What do your competitors charge? Consult your own customers and your trade association.
When should I start charging interest?
This is largely up to you. However, it’s sensible to agree any payment schedule with your customer beforehand, and then make sure they are reminded clearly and in good time when money is due.
There are a few standard timeframes most businesses use. Often, interest will kick in after the last day of an agreed credit period. You should mutually agree this period in writing – it makes the agreement harder to disprove in periods of dispute.
Another common option is after a standard 30 day default period. This is the standard legal practice for when interest can be charged if no credit period has been agreed upon. The 30 day default period begins either when you deliver the purchased good or service, or when you notify the customer about the debt – whichever comes later. To inform the customer, send them an invoice or contact them by phone.
Additionally, if your customer pays you regularly on a certain date after they have been invoiced, the credit period can be considered over if they ever fail to submit payment by this date.
The agreement you draw up may, if it is sufficiently detailed, include stipulations about what money is due at what stage (e.g. part payments to be made upon completion of certain stages of a building project, for example). If these are not met, interest will be charged from the date in question forward.
What rate of interest can I charge?
You can charge the BofE base rate plus 8%.
The base rate is recalculated twice a year and fixed for six month periods.
Click here to find out the current rate.
How should I calculate interest?
Calculating the amount of interest due is very simple.
Multiply the amount owed by the total rate of interest (base rate plus 8%).
E.g. if the customer owes £1,000 and the base rate is 0.5%, a full year’s worth of interest will be £85.
Divide by 365 to reach the daily rate.
E.g. £85/365 = 23p
Multiply the daily rate by the number of late days to reach the amount due.
E.g. if it is 14 days late the interest charge will be £3.26.
Keep in mind that:
Your VAT position is unaffected.
Part payments go toward reducing interest before reducing the original debt.
A payment of £1,000 on a debt of 1003.26 would leave £3.26 outstanding, on which interest will continue to accrue.
How do I claim interest?
Your strategy for collecting interest should be incorporated into your credit control scheme and can be broken down into the following steps.
1. Inform the customer. Outline in writing that you intend to charge interest, as is your right by law. Regular late payers should be informed about how their late payments disadvantage both you and them.

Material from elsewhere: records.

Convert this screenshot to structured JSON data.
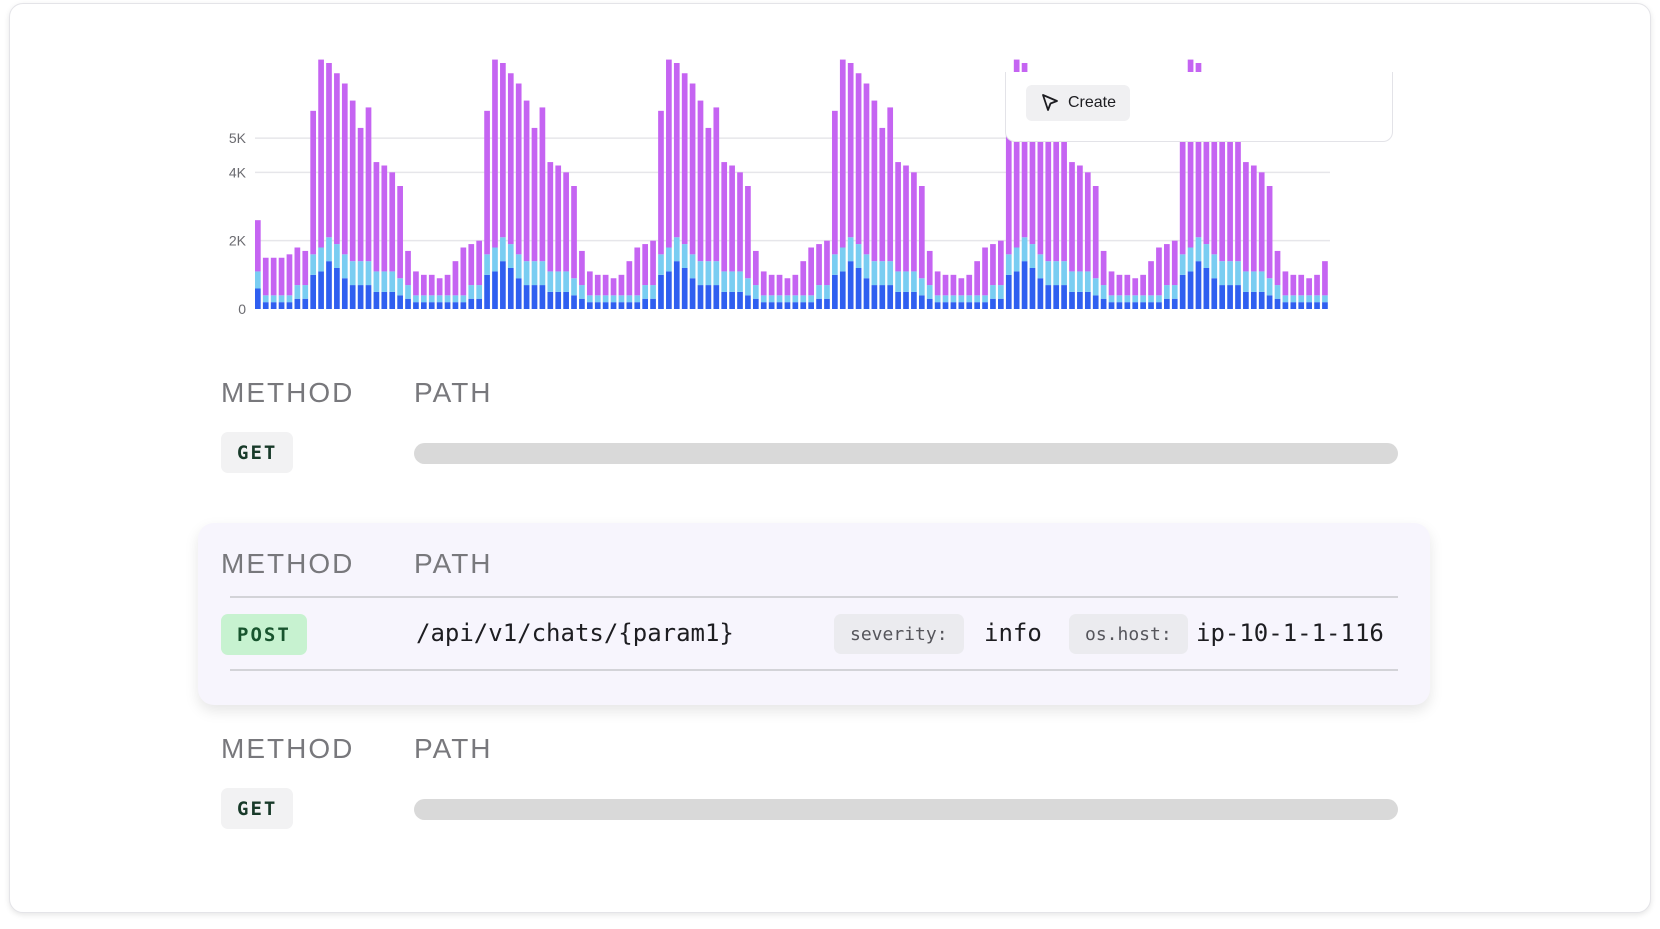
{
  "create_button": {
    "label": "Create",
    "icon": "cursor-arrow-icon"
  },
  "rows": [
    {
      "method_header": "METHOD",
      "path_header": "PATH",
      "method": "GET"
    },
    {
      "method_header": "METHOD",
      "path_header": "PATH",
      "method": "POST",
      "path": "/api/v1/chats/{param1}",
      "tags": [
        {
          "key": "severity:",
          "value": "info"
        },
        {
          "key": "os.host:",
          "value": "ip-10-1-1-116"
        }
      ]
    },
    {
      "method_header": "METHOD",
      "path_header": "PATH",
      "method": "GET"
    }
  ],
  "colors": {
    "series_bottom": "#2f5ff0",
    "series_middle": "#79cdf2",
    "series_top": "#c564f2",
    "post_badge_bg": "#c7f2d0",
    "get_badge_bg": "#f2f2f3",
    "selected_card_bg": "#f7f5fd"
  },
  "chart_data": {
    "type": "bar",
    "stacked": true,
    "ylim": [
      0,
      6000
    ],
    "yticks": [
      {
        "value": 0,
        "label": "0"
      },
      {
        "value": 2000,
        "label": "2K"
      },
      {
        "value": 4000,
        "label": "4K"
      },
      {
        "value": 5000,
        "label": "5K"
      }
    ],
    "grid": true,
    "legend": "none",
    "series": [
      {
        "color": "#2f5ff0",
        "values": [
          600,
          200,
          200,
          200,
          200,
          300,
          300,
          1000,
          1100,
          1400,
          1200,
          900,
          700,
          700,
          700,
          500,
          500,
          500,
          400,
          300,
          200,
          200,
          200,
          200,
          200,
          200,
          200,
          300,
          300,
          1000,
          1100,
          1400,
          1200,
          900,
          700,
          700,
          700,
          500,
          500,
          500,
          400,
          300,
          200,
          200,
          200,
          200,
          200,
          200,
          200,
          300,
          300,
          1000,
          1100,
          1400,
          1200,
          900,
          700,
          700,
          700,
          500,
          500,
          500,
          400,
          300,
          200,
          200,
          200,
          200,
          200,
          200,
          200,
          300,
          300,
          1000,
          1100,
          1400,
          1200,
          900,
          700,
          700,
          700,
          500,
          500,
          500,
          400,
          300,
          200,
          200,
          200,
          200,
          200,
          200,
          200,
          300,
          300,
          1000,
          1100,
          1400,
          1200,
          900,
          700,
          700,
          700,
          500,
          500,
          500,
          400,
          300,
          200,
          200,
          200,
          200,
          200,
          200,
          200,
          300,
          300,
          1000,
          1100,
          1400,
          1200,
          900,
          700,
          700,
          700,
          500,
          500,
          500,
          400,
          300,
          200,
          200,
          200,
          200,
          200,
          200
        ]
      },
      {
        "color": "#79cdf2",
        "values": [
          500,
          200,
          200,
          200,
          200,
          400,
          400,
          600,
          700,
          700,
          700,
          700,
          700,
          700,
          700,
          600,
          600,
          600,
          500,
          400,
          200,
          200,
          200,
          200,
          200,
          200,
          200,
          400,
          400,
          600,
          700,
          700,
          700,
          700,
          700,
          700,
          700,
          600,
          600,
          600,
          500,
          400,
          200,
          200,
          200,
          200,
          200,
          200,
          200,
          400,
          400,
          600,
          700,
          700,
          700,
          700,
          700,
          700,
          700,
          600,
          600,
          600,
          500,
          400,
          200,
          200,
          200,
          200,
          200,
          200,
          200,
          400,
          400,
          600,
          700,
          700,
          700,
          700,
          700,
          700,
          700,
          600,
          600,
          600,
          500,
          400,
          200,
          200,
          200,
          200,
          200,
          200,
          200,
          400,
          400,
          600,
          700,
          700,
          700,
          700,
          700,
          700,
          700,
          600,
          600,
          600,
          500,
          400,
          200,
          200,
          200,
          200,
          200,
          200,
          200,
          400,
          400,
          600,
          700,
          700,
          700,
          700,
          700,
          700,
          700,
          600,
          600,
          600,
          500,
          400,
          200,
          200,
          200,
          200,
          200,
          200
        ]
      },
      {
        "color": "#c564f2",
        "values": [
          1500,
          1100,
          1100,
          1100,
          1200,
          1100,
          1000,
          4200,
          5500,
          5100,
          5000,
          5000,
          4700,
          3900,
          4500,
          3200,
          3100,
          2900,
          2700,
          1000,
          700,
          600,
          600,
          500,
          600,
          1000,
          1400,
          1200,
          1300,
          4200,
          5500,
          5100,
          5000,
          5000,
          4700,
          3900,
          4500,
          3200,
          3100,
          2900,
          2700,
          1000,
          700,
          600,
          600,
          500,
          600,
          1000,
          1400,
          1200,
          1300,
          4200,
          5500,
          5100,
          5000,
          5000,
          4700,
          3900,
          4500,
          3200,
          3100,
          2900,
          2700,
          1000,
          700,
          600,
          600,
          500,
          600,
          1000,
          1400,
          1200,
          1300,
          4200,
          5500,
          5100,
          5000,
          5000,
          4700,
          3900,
          4500,
          3200,
          3100,
          2900,
          2700,
          1000,
          700,
          600,
          600,
          500,
          600,
          1000,
          1400,
          1200,
          1300,
          4200,
          5500,
          5100,
          5000,
          5000,
          4700,
          3900,
          4500,
          3200,
          3100,
          2900,
          2700,
          1000,
          700,
          600,
          600,
          500,
          600,
          1000,
          1400,
          1200,
          1300,
          4200,
          5500,
          5100,
          5000,
          5000,
          4700,
          3900,
          4500,
          3200,
          3100,
          2900,
          2700,
          1000,
          700,
          600,
          600,
          500,
          600,
          1000
        ]
      }
    ]
  }
}
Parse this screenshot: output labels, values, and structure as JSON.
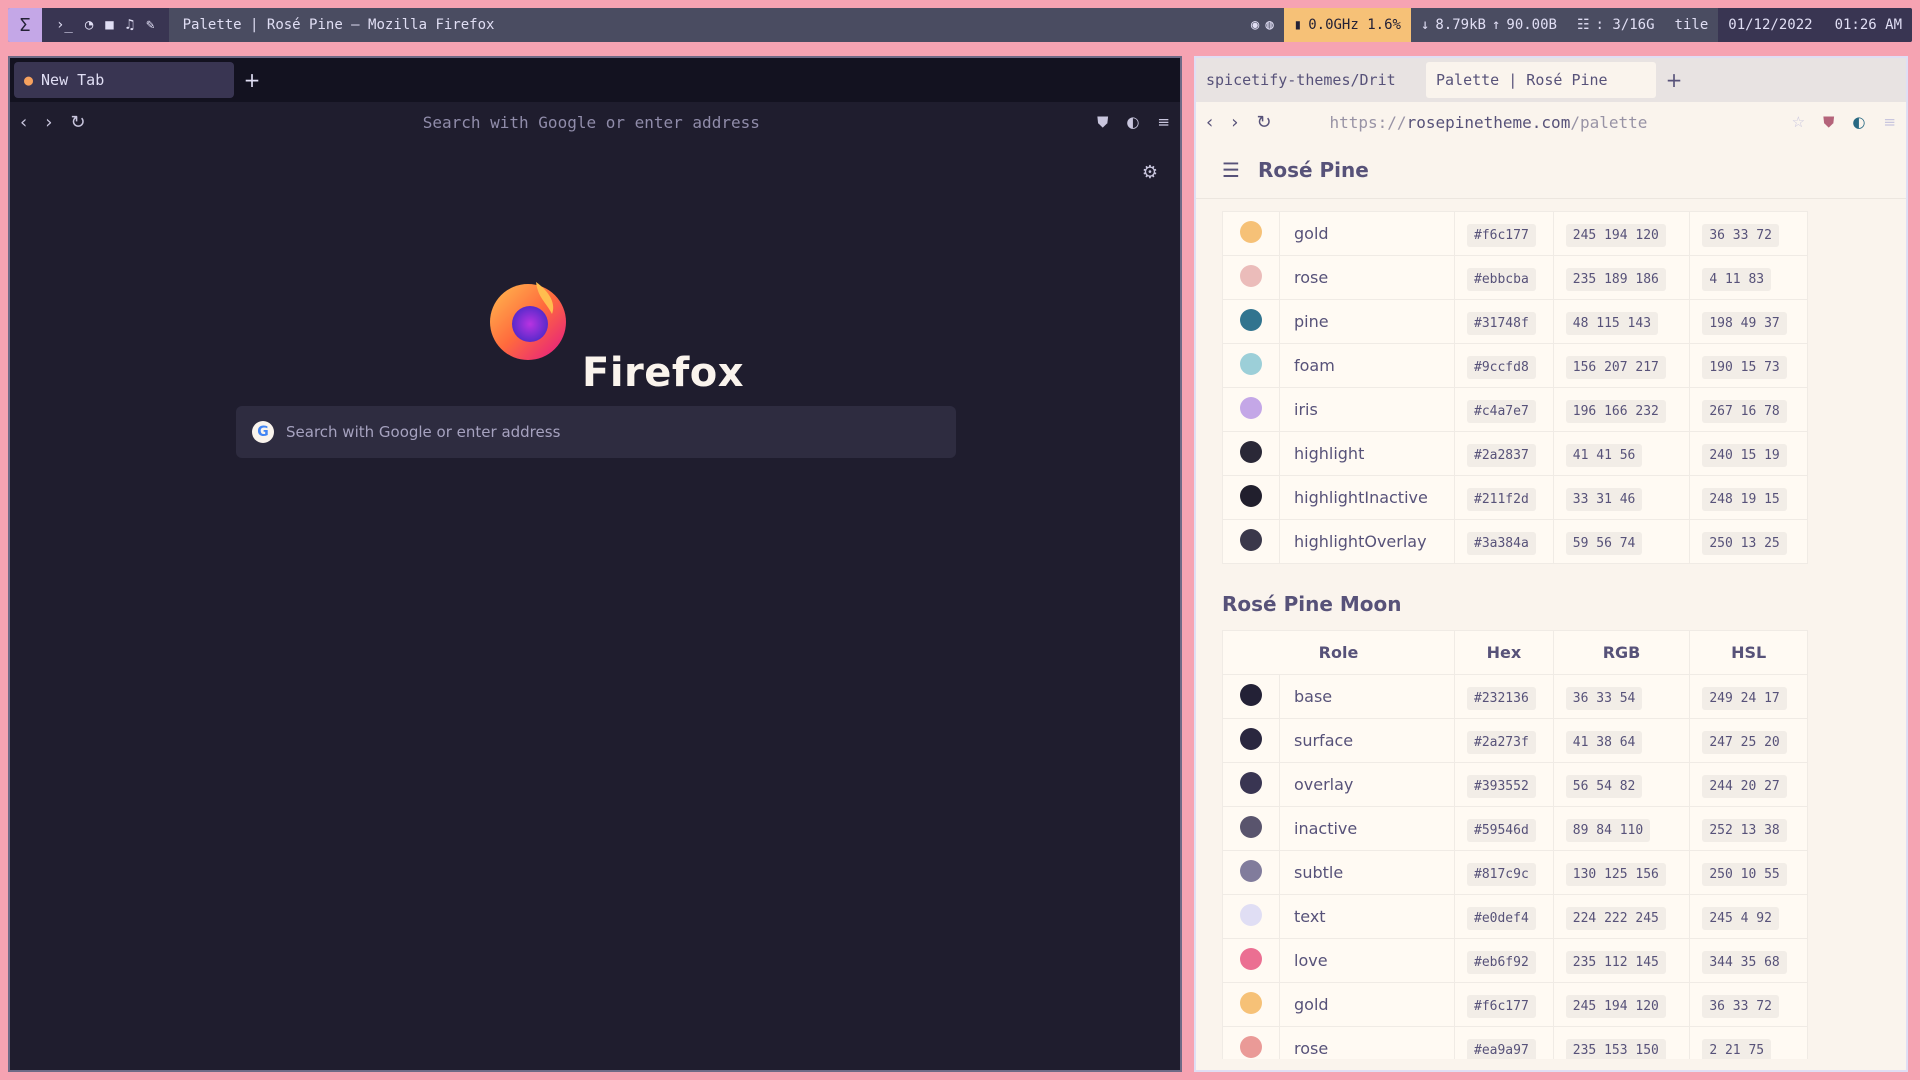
{
  "topbar": {
    "sigma": "Σ",
    "icons": [
      "terminal-icon",
      "firefox-icon",
      "video-icon",
      "music-icon",
      "brush-icon"
    ],
    "icon_glyphs": [
      "›_",
      "◔",
      "■",
      "♫",
      "✎"
    ],
    "window_title": "Palette | Rosé Pine — Mozilla Firefox",
    "cpu": "0.0GHz 1.6%",
    "net_down": "8.79kB",
    "net_up": "90.00B",
    "mem": ": 3/16G",
    "layout": "tile",
    "date": "01/12/2022",
    "time": "01:26 AM"
  },
  "left_window": {
    "tab_label": "New Tab",
    "urlbar_placeholder": "Search with Google or enter address",
    "brand": "Firefox",
    "search_placeholder": "Search with Google or enter address"
  },
  "right_window": {
    "tabs": [
      "spicetify-themes/Drit",
      "Palette | Rosé Pine"
    ],
    "url_prefix": "https://",
    "url_host": "rosepinetheme.com",
    "url_path": "/palette",
    "site_title": "Rosé Pine",
    "table_top": [
      {
        "role": "gold",
        "hex": "#f6c177",
        "rgb": "245 194 120",
        "hsl": "36 33 72",
        "color": "#f6c177"
      },
      {
        "role": "rose",
        "hex": "#ebbcba",
        "rgb": "235 189 186",
        "hsl": "4 11 83",
        "color": "#ebbcba"
      },
      {
        "role": "pine",
        "hex": "#31748f",
        "rgb": "48 115 143",
        "hsl": "198 49 37",
        "color": "#31748f"
      },
      {
        "role": "foam",
        "hex": "#9ccfd8",
        "rgb": "156 207 217",
        "hsl": "190 15 73",
        "color": "#9ccfd8"
      },
      {
        "role": "iris",
        "hex": "#c4a7e7",
        "rgb": "196 166 232",
        "hsl": "267 16 78",
        "color": "#c4a7e7"
      },
      {
        "role": "highlight",
        "hex": "#2a2837",
        "rgb": "41 41 56",
        "hsl": "240 15 19",
        "color": "#2a2837"
      },
      {
        "role": "highlightInactive",
        "hex": "#211f2d",
        "rgb": "33 31 46",
        "hsl": "248 19 15",
        "color": "#211f2d"
      },
      {
        "role": "highlightOverlay",
        "hex": "#3a384a",
        "rgb": "59 56 74",
        "hsl": "250 13 25",
        "color": "#3a384a"
      }
    ],
    "moon_title": "Rosé Pine Moon",
    "headers": {
      "role": "Role",
      "hex": "Hex",
      "rgb": "RGB",
      "hsl": "HSL"
    },
    "table_moon": [
      {
        "role": "base",
        "hex": "#232136",
        "rgb": "36 33 54",
        "hsl": "249 24 17",
        "color": "#232136"
      },
      {
        "role": "surface",
        "hex": "#2a273f",
        "rgb": "41 38 64",
        "hsl": "247 25 20",
        "color": "#2a273f"
      },
      {
        "role": "overlay",
        "hex": "#393552",
        "rgb": "56 54 82",
        "hsl": "244 20 27",
        "color": "#393552"
      },
      {
        "role": "inactive",
        "hex": "#59546d",
        "rgb": "89 84 110",
        "hsl": "252 13 38",
        "color": "#59546d"
      },
      {
        "role": "subtle",
        "hex": "#817c9c",
        "rgb": "130 125 156",
        "hsl": "250 10 55",
        "color": "#817c9c"
      },
      {
        "role": "text",
        "hex": "#e0def4",
        "rgb": "224 222 245",
        "hsl": "245 4 92",
        "color": "#e0def4"
      },
      {
        "role": "love",
        "hex": "#eb6f92",
        "rgb": "235 112 145",
        "hsl": "344 35 68",
        "color": "#eb6f92"
      },
      {
        "role": "gold",
        "hex": "#f6c177",
        "rgb": "245 194 120",
        "hsl": "36 33 72",
        "color": "#f6c177"
      },
      {
        "role": "rose",
        "hex": "#ea9a97",
        "rgb": "235 153 150",
        "hsl": "2 21 75",
        "color": "#ea9a97"
      }
    ]
  }
}
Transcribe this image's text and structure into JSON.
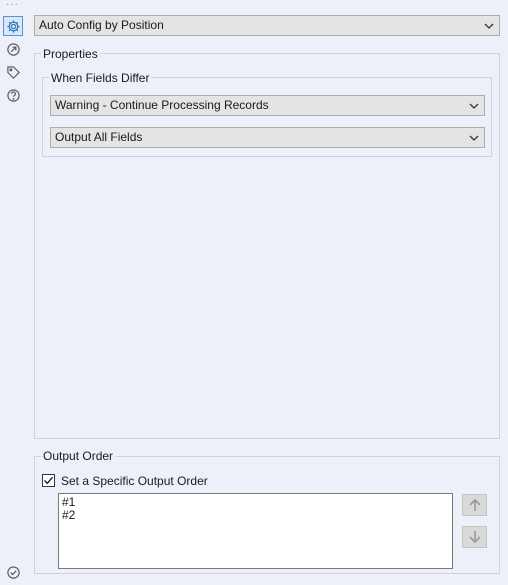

2. Ensure a mutual understanding/agreement of your payment terms. Include the payment date on your invoices, as well as any new terms and conditions.
3. Notify customers once interest begins accumulating, Inform them of the original invoice number, the relevant account, the amount owed, the daily interest charge, and instructions for payment.
4. Present the final bill once all payment has been paid. This should include the amount of days that interest was charged on and how the interest was calculated.
What do I do if a customer refuses to pay?
A customer is obliged by law to pay any interest you charge that falls within the legal requirements. However, taking legal action for non-payment can be costly and irrecoverably damage your relationship with the consumer. Take whatever steps you can to avoid this option.
Firstly, try to pursue an agreement. Let the customer know this would be preferable to legal recourse.
If you’re still not having any luck, consider placing the customer on a stop list. This can put pressure on them to pay the debt they owe.
You can also sell the debt on to a third party (e.g. a debt collection agency) if you don’t want to, or don’t have the resources, to chase the debt yourself. This third party has the right to pursue the debt and interest to the courts.
If, however, legal action is unavoidable, then make sure you submit as much written evidence supporting your claim as possible. If you have legal expenses insurance, the threat of legal action can be the final element needed to persuade the customer to pay up.
Where can I get help?
Your first point of call, if you have one, should probably be your accountant.
You can also ask for advice from your local business support organisation or trade association. Your business association can go to court on your behalf, provided you are a small business with fewer than 250 employees.